Samsung offered a quick glimpse of its Galaxy Tab tablet PC in an online video, showing off details such as video calling, Web browsing, Android 2.2 and augmented reality.
Samsung is offering a quick glimpse of its upcoming Galaxy
Tab tablet PC, via a 20-second promo clip on a corporate Website.
reveals certain key details about the device
, which Samsung doubtlessly
hopes will carve a bit of the burgeoning tablet PC market away from the Apple
iPad. In addition to a 7-inch screen, the Galaxy Tab will include video calling
and Web browsing, and run Android 2.2.
Samsung apparently plans to debut the device Sept. 2, during
an event in Berlin.
The company has been making aggressive moves in the mobile
space of late, including the launch of the Samsung Galaxy S on multiple
carriers. One version of the device, the Samsung Epic 4G, will

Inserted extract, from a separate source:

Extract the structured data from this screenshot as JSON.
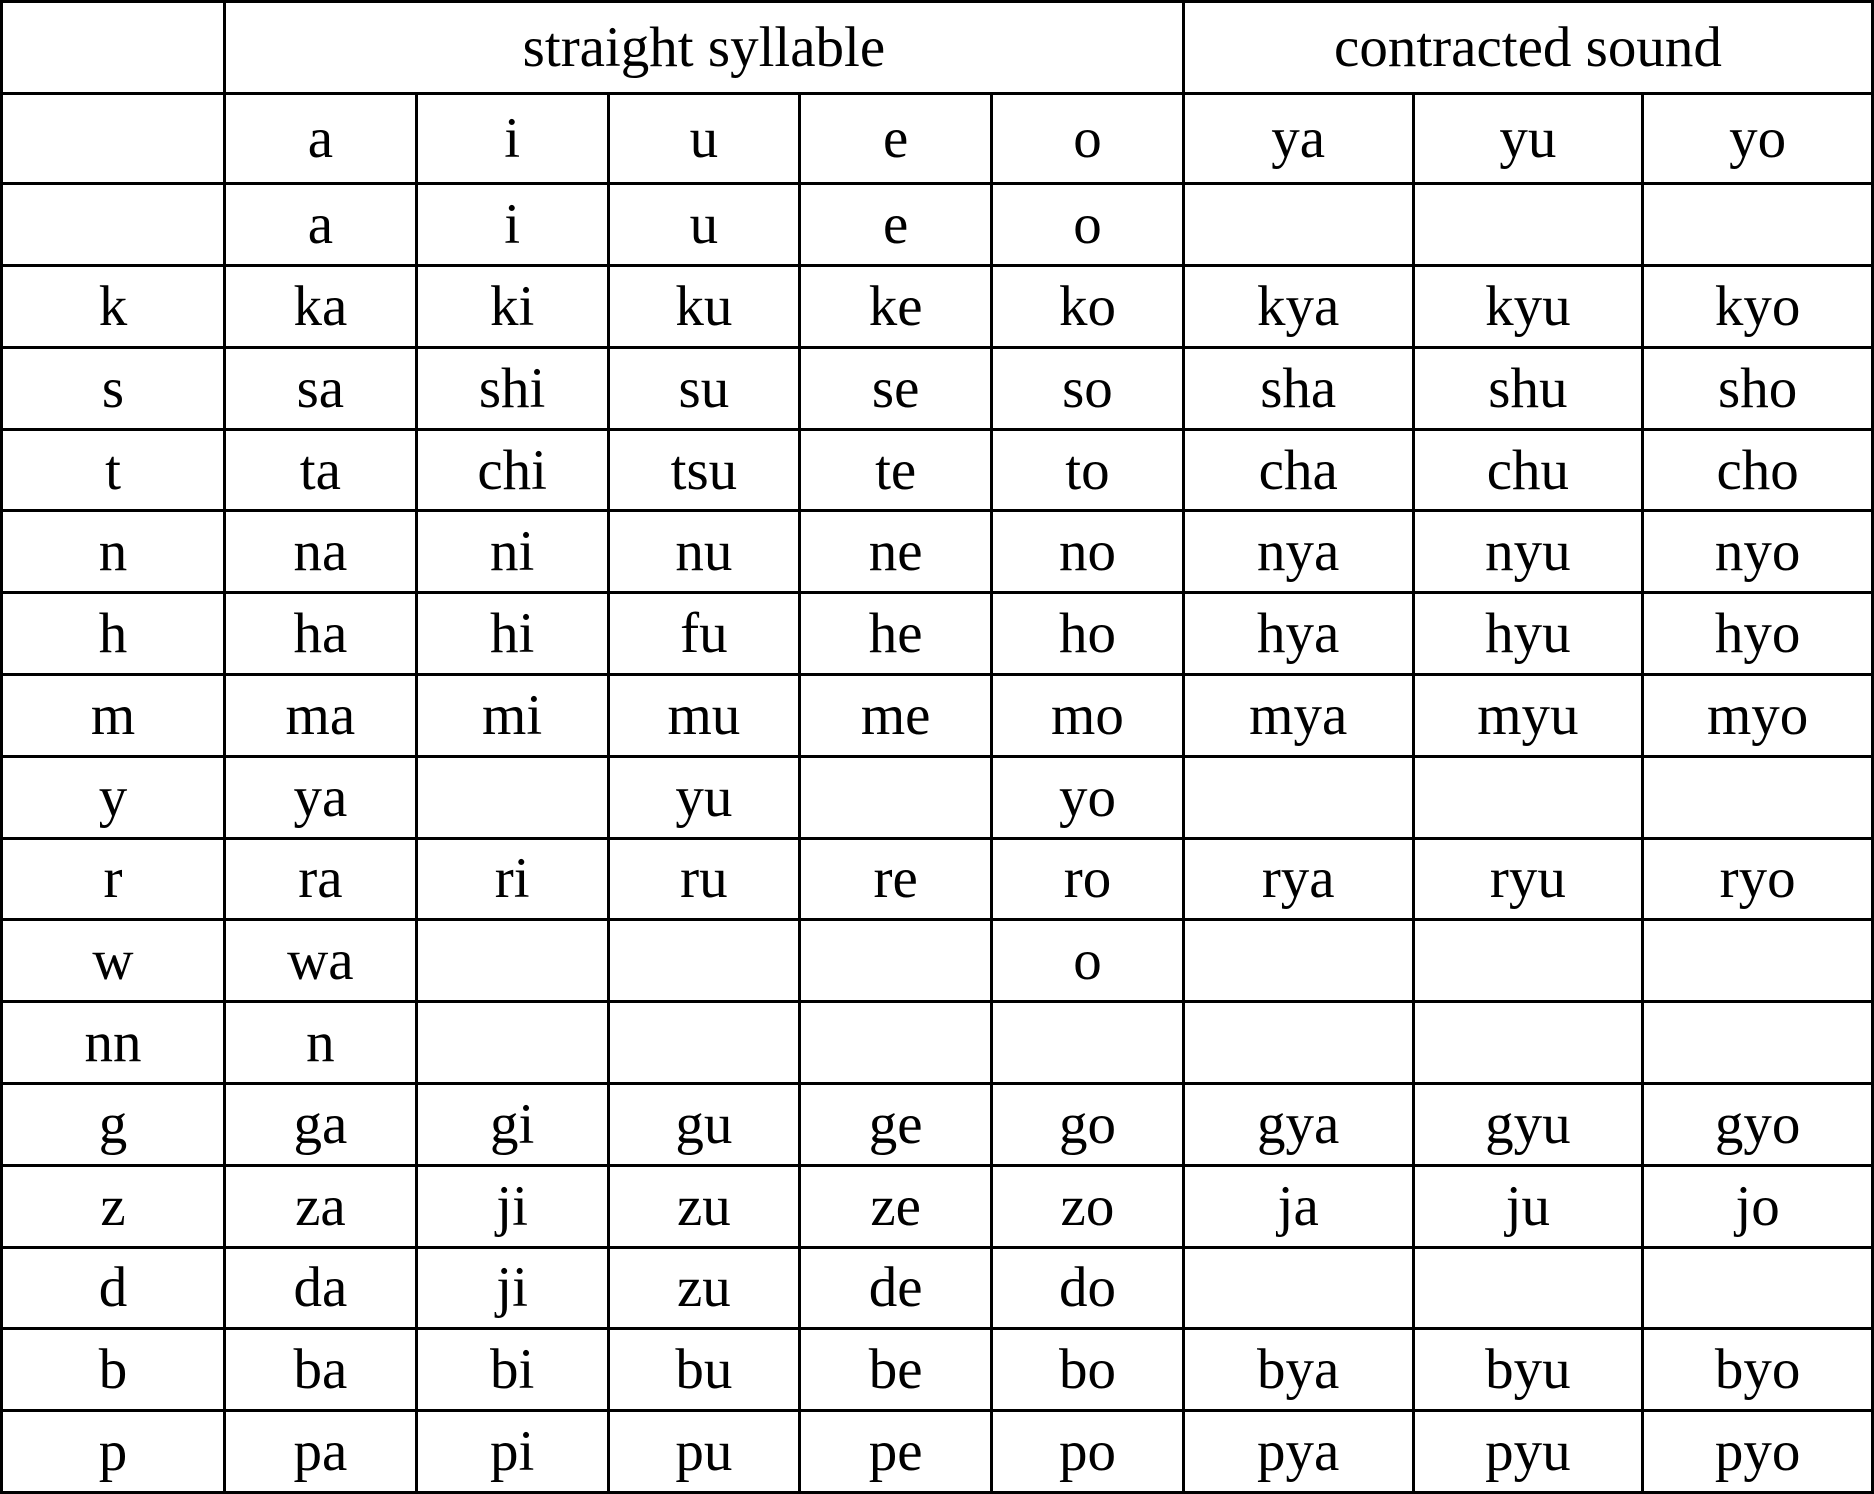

be released Aug. 31 on the Sprint network. The combination of Super AMOLED
screen, 1GHz processor and Android 2.1 operating system positions the Galaxy S
platform as a multimedia powerhouse, capable of competing not only against the
Motorola Droid but also the Apple iPhone.
The Galaxy Tab, and those other tablets, will
find themselves locked in battle against the Apple iPad, which sold 3.27
million units during the third fiscal quarter of 2010, and retains first-mover
advantage in the consumer tablet space
. The current rumor-mill suggests
that Apple will launch a new version of the iPad with an upgraded processor in
early 2011, alongside a smaller version of the device.
Based on the online clip, Galaxy Tab will also feature
Swype, which allows users to enter words on a virtual keyboard by dragging
their finger between letters, and "augmented reality," an Android feature that
uses a device's cameras to overlay information onto an image of the local
The Samsung Website's reference to the Galaxy Tab's "full
Web browsing" could be an allusion to support for Adobe Flash 10.1, the next
iteration of the software that powers rich content for many Websites; Apple
refuses to support Flash on its mobile devices, citing
concerns with security and performance
, leading other companies to tout
their own Flash support as a competitive differentiator.